[WORK INSTRUCTION]
Where does the string "image" occur in the entries below? Copy every line where it does.

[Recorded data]
--

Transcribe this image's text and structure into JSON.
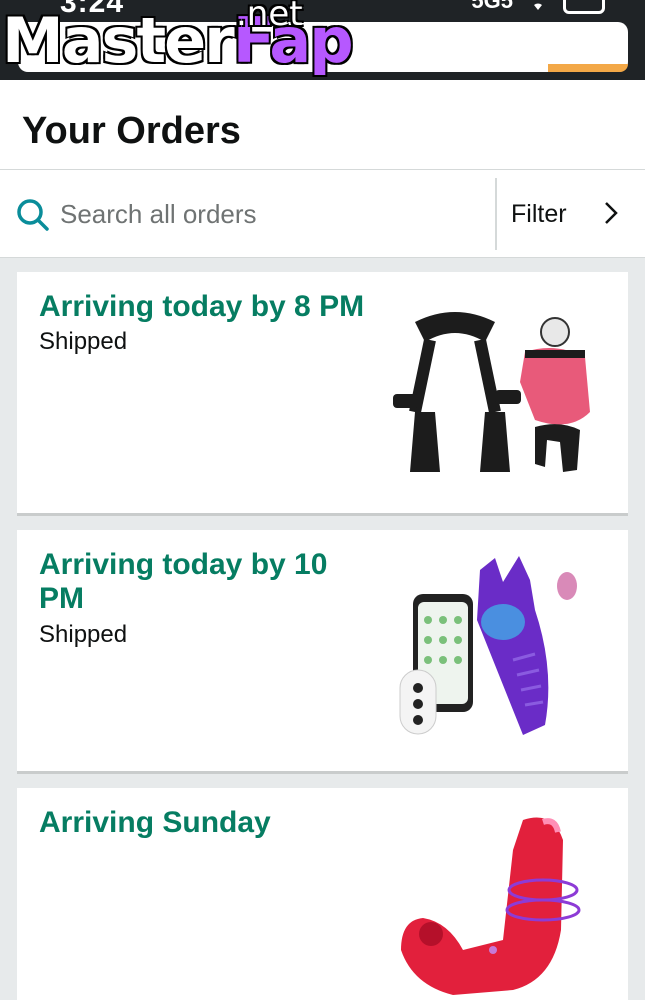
{
  "status_bar": {
    "time": "3:24",
    "signal": "5G5",
    "wifi_icon": "wifi-icon",
    "battery_icon": "battery-icon"
  },
  "browser": {
    "url": "amazon.com"
  },
  "watermark": {
    "part1": "Master",
    "part2": "Fap",
    "suffix": ".net"
  },
  "page": {
    "title": "Your Orders"
  },
  "search": {
    "placeholder": "Search all orders",
    "icon": "search-icon"
  },
  "filter": {
    "label": "Filter",
    "icon": "chevron-right-icon"
  },
  "orders": [
    {
      "status": "Arriving today by 8 PM",
      "substatus": "Shipped",
      "image": "restraint-swing-product-image"
    },
    {
      "status": "Arriving today by 10 PM",
      "substatus": "Shipped",
      "image": "app-controlled-toy-product-image"
    },
    {
      "status": "Arriving Sunday",
      "substatus": "",
      "image": "red-vibrator-product-image"
    }
  ],
  "colors": {
    "status_green": "#067d62",
    "accent_orange": "#f3a847",
    "watermark_purple": "#b658ff"
  }
}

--

[SOLUTION TO THE EXERCISE]
Transcribe this image's text and structure into JSON.
      "image": "restraint-swing-product-image"
      "image": "app-controlled-toy-product-image"
      "image": "red-vibrator-product-image"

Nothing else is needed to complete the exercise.